Planet Earth is on track for 2023 to become the hottest year since at least 1940, when the European Commission’s Copernicus Climate Change Service (C3S) historical surface air temperature series began after last month was the warmest October on record.
The latest Copernicus climate bulletin, released this Wednesday, indicates that the global temperature from January to October of this year was 1.43 degrees above the average of the pre-industrial period (1850-1900) and 0.10 degrees higher than the first 10 months of 2016, which until now held the record.
All in all, Copernicus states that it is “practically certain that 2023 will be the warmest year ever recorded” after an October with “exceptional temperature anomalies.”
Last month it turned out to be the warmest October in the world, with an average surface air temperature of 15.30 degrees, that is, 0.85 more than the October average of the reference period between 1991 and 2020, and 0.40 degrees above the previous record, from October 2019.

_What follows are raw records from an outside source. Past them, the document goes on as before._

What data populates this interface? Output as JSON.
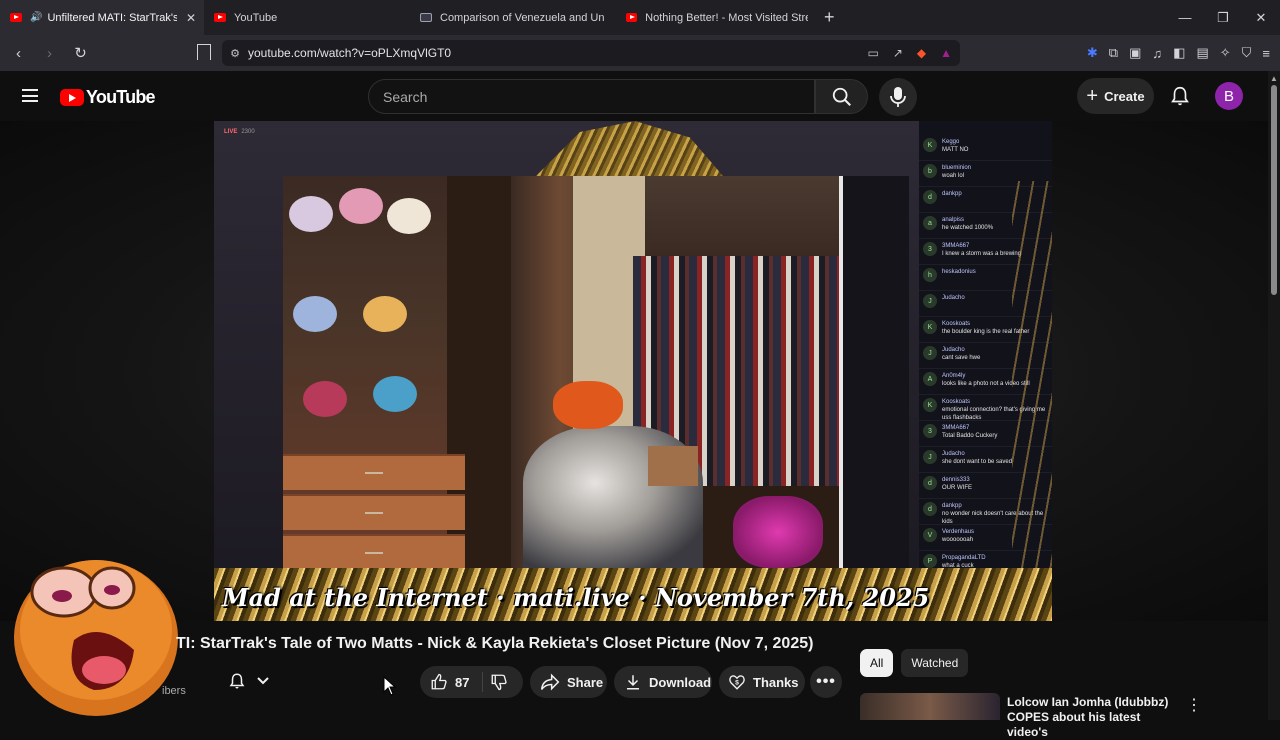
{
  "browser": {
    "tabs": [
      {
        "title": "Unfiltered MATI: StarTrak's Tal",
        "active": true,
        "audio": true,
        "icon": "youtube-icon"
      },
      {
        "title": "YouTube",
        "active": false,
        "icon": "youtube-icon"
      },
      {
        "title": "Comparison of Venezuela and United",
        "active": false,
        "icon": "document-icon"
      },
      {
        "title": "Nothing Better! - Most Visited Street",
        "active": false,
        "icon": "youtube-icon"
      }
    ],
    "new_tab_label": "+",
    "url": "youtube.com/watch?v=oPLXmqVlGT0"
  },
  "youtube": {
    "logo_text": "YouTube",
    "search_placeholder": "Search",
    "create_label": "Create",
    "avatar_letter": "B",
    "brand_color": "#ff0000"
  },
  "video": {
    "live_label": "LIVE",
    "live_count": "2300",
    "caption": "Mad at the Internet · mati.live · November 7th, 2025",
    "chat": [
      {
        "user": "Keggo",
        "msg": "MATT NO",
        "initial": "K"
      },
      {
        "user": "blueminion",
        "msg": "woah lol",
        "initial": "b"
      },
      {
        "user": "dankpp",
        "msg": "",
        "initial": "d"
      },
      {
        "user": "analpiss",
        "msg": "he watched 1000%",
        "initial": "a"
      },
      {
        "user": "3MMA667",
        "msg": "I knew a storm was a brewing",
        "initial": "3"
      },
      {
        "user": "heskadonius",
        "msg": "",
        "initial": "h"
      },
      {
        "user": "Judacho",
        "msg": "",
        "initial": "J"
      },
      {
        "user": "Kooskoats",
        "msg": "the boulder king is the real father",
        "initial": "K"
      },
      {
        "user": "Judacho",
        "msg": "cant save hwe",
        "initial": "J"
      },
      {
        "user": "An0m4ly",
        "msg": "looks like a photo not a video still",
        "initial": "A"
      },
      {
        "user": "Kooskoats",
        "msg": "emotional connection? that's giving me uss flashbacks",
        "initial": "K"
      },
      {
        "user": "3MMA667",
        "msg": "Total Baddo Cuckery",
        "initial": "3"
      },
      {
        "user": "Judacho",
        "msg": "she dont want to be saved",
        "initial": "J"
      },
      {
        "user": "dennis333",
        "msg": "OUR WIFE",
        "initial": "d"
      },
      {
        "user": "dankpp",
        "msg": "no wonder nick doesn't care about the kids",
        "initial": "d"
      },
      {
        "user": "Verdenhaus",
        "msg": "wooooooah",
        "initial": "V"
      },
      {
        "user": "PropagandaLTD",
        "msg": "what a cuck",
        "initial": "P"
      }
    ]
  },
  "watch": {
    "title": "TI: StarTrak's Tale of Two Matts - Nick & Kayla Rekieta's Closet Picture (Nov 7, 2025)",
    "subscribers_fragment": "ibers",
    "like_count": "87",
    "share_label": "Share",
    "download_label": "Download",
    "thanks_label": "Thanks",
    "chips": [
      "All",
      "Watched"
    ],
    "rec_title": "Lolcow Ian Jomha (Idubbbz) COPES about his latest video's"
  }
}
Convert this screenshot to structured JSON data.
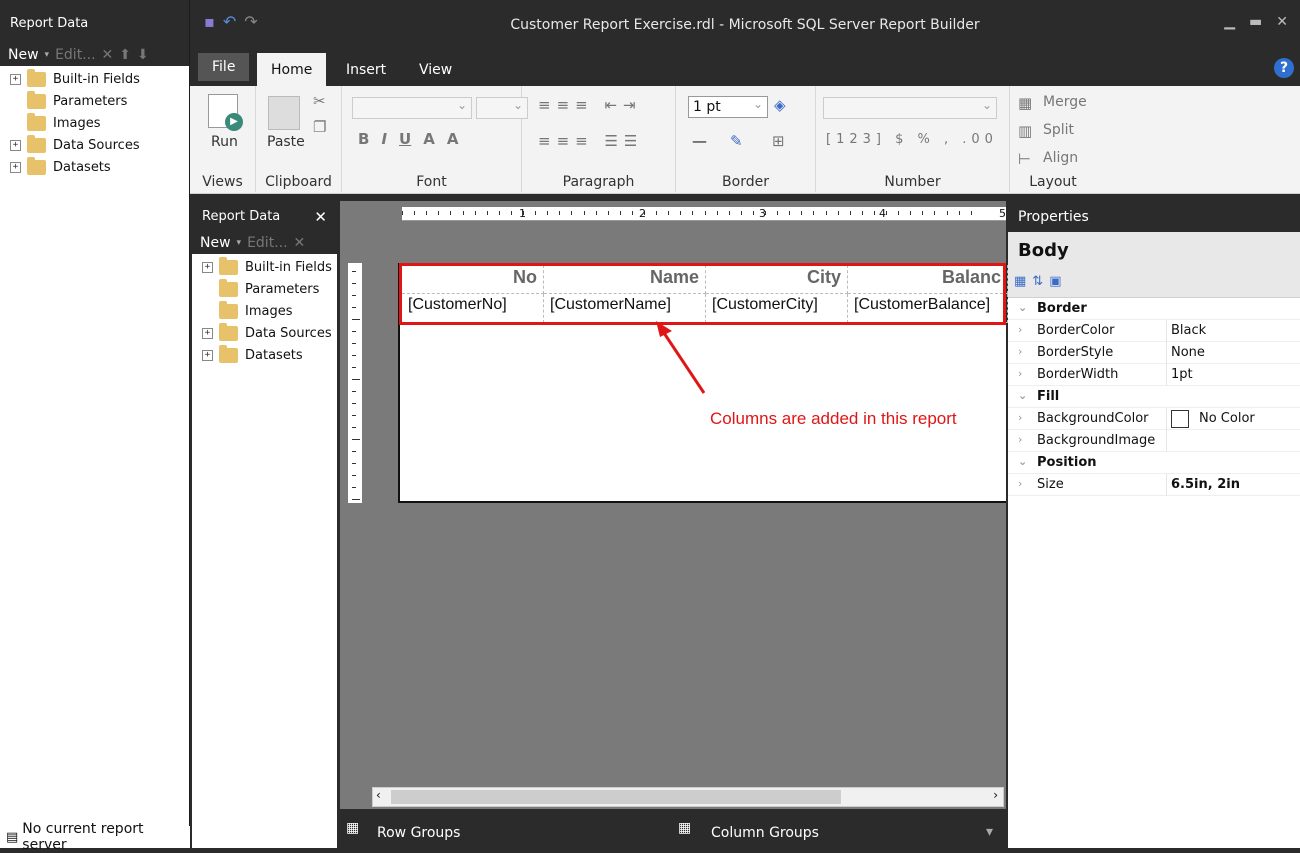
{
  "window": {
    "title": "Customer Report Exercise.rdl - Microsoft SQL Server Report Builder"
  },
  "tabs": [
    "File",
    "Home",
    "Insert",
    "View"
  ],
  "ribbon": {
    "run": "Run",
    "views": "Views",
    "paste": "Paste",
    "clipboard": "Clipboard",
    "font": "Font",
    "paragraph": "Paragraph",
    "border_width": "1 pt",
    "border": "Border",
    "number": "Number",
    "merge": "Merge",
    "split": "Split",
    "align": "Align",
    "layout": "Layout"
  },
  "outer_panel": {
    "title": "Report Data",
    "new": "New",
    "edit": "Edit...",
    "items": [
      "Built-in Fields",
      "Parameters",
      "Images",
      "Data Sources",
      "Datasets"
    ]
  },
  "inner_panel": {
    "title": "Report Data",
    "new": "New",
    "edit": "Edit...",
    "items": [
      "Built-in Fields",
      "Parameters",
      "Images",
      "Data Sources",
      "Datasets"
    ]
  },
  "report": {
    "headers": [
      "No",
      "Name",
      "City",
      "Balanc"
    ],
    "fields": [
      "[CustomerNo]",
      "[CustomerName]",
      "[CustomerCity]",
      "[CustomerBalance]"
    ],
    "ruler": [
      "1",
      "2",
      "3",
      "4",
      "5"
    ],
    "annotation": "Columns are added in this report"
  },
  "groups": {
    "row": "Row Groups",
    "column": "Column Groups"
  },
  "status": "No current report server",
  "properties": {
    "title": "Properties",
    "object": "Body",
    "rows": [
      {
        "cat": true,
        "k": "Border"
      },
      {
        "k": "BorderColor",
        "v": "Black"
      },
      {
        "k": "BorderStyle",
        "v": "None"
      },
      {
        "k": "BorderWidth",
        "v": "1pt"
      },
      {
        "cat": true,
        "k": "Fill"
      },
      {
        "k": "BackgroundColor",
        "v": "No Color"
      },
      {
        "k": "BackgroundImage",
        "v": ""
      },
      {
        "cat": true,
        "k": "Position"
      },
      {
        "k": "Size",
        "v": "6.5in, 2in"
      }
    ]
  },
  "colors": {
    "accent_red": "#e01515",
    "help_blue": "#2f6fd0"
  }
}
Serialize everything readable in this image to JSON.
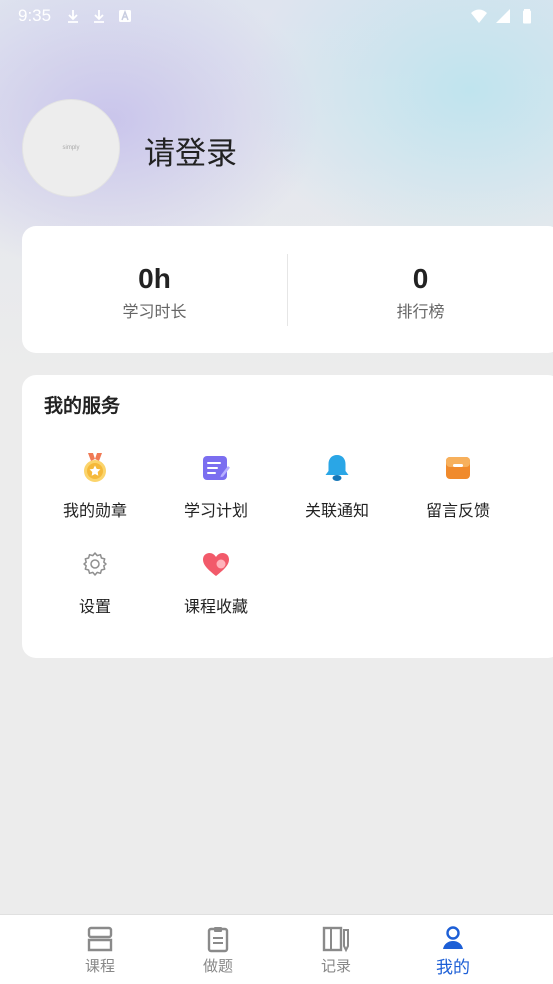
{
  "status_bar": {
    "time": "9:35",
    "left_icons": [
      "download-icon",
      "download-icon",
      "a-icon"
    ],
    "right_icons": [
      "wifi-icon",
      "signal-icon",
      "battery-icon"
    ]
  },
  "profile": {
    "avatar_text": "simply",
    "login_label": "请登录"
  },
  "stats": [
    {
      "value": "0h",
      "label": "学习时长"
    },
    {
      "value": "0",
      "label": "排行榜"
    }
  ],
  "services": {
    "title": "我的服务",
    "items": [
      {
        "label": "我的勋章",
        "icon": "medal-icon",
        "color": "#f5b93a"
      },
      {
        "label": "学习计划",
        "icon": "plan-icon",
        "color": "#7b6ef0"
      },
      {
        "label": "关联通知",
        "icon": "bell-icon",
        "color": "#2aa6e6"
      },
      {
        "label": "留言反馈",
        "icon": "mailbox-icon",
        "color": "#f08a2c"
      },
      {
        "label": "设置",
        "icon": "gear-icon",
        "color": "#9a9a9a"
      },
      {
        "label": "课程收藏",
        "icon": "heart-icon",
        "color": "#f25a6a"
      }
    ]
  },
  "tabbar": {
    "tabs": [
      {
        "label": "课程",
        "icon": "course-icon",
        "active": false
      },
      {
        "label": "做题",
        "icon": "clipboard-icon",
        "active": false
      },
      {
        "label": "记录",
        "icon": "notebook-icon",
        "active": false
      },
      {
        "label": "我的",
        "icon": "person-icon",
        "active": true
      }
    ],
    "active_color": "#1d5fd6",
    "inactive_color": "#888888"
  }
}
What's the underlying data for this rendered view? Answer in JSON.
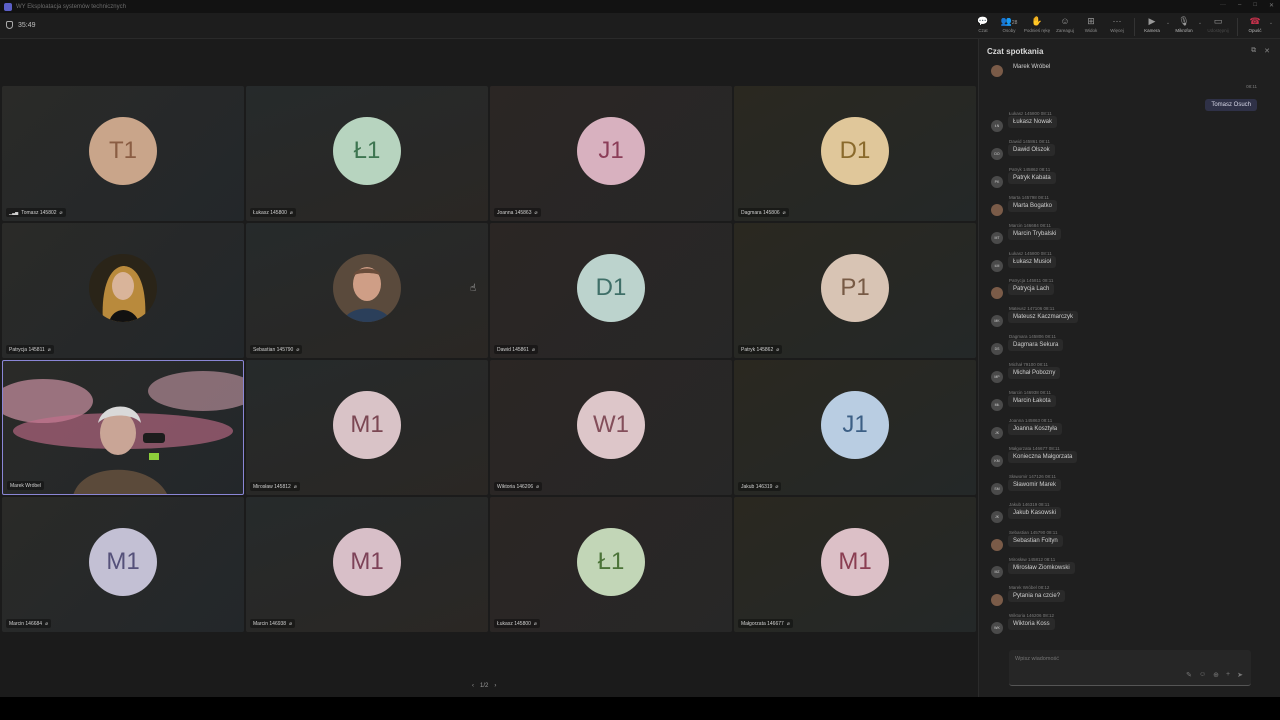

Additionally, that global temperature anomaly in October was the second highest of any month since 1940, only behind that of September 2023. And October as a whole was 1.7 degrees warmer than the average estimate for October between 1850 and 1900.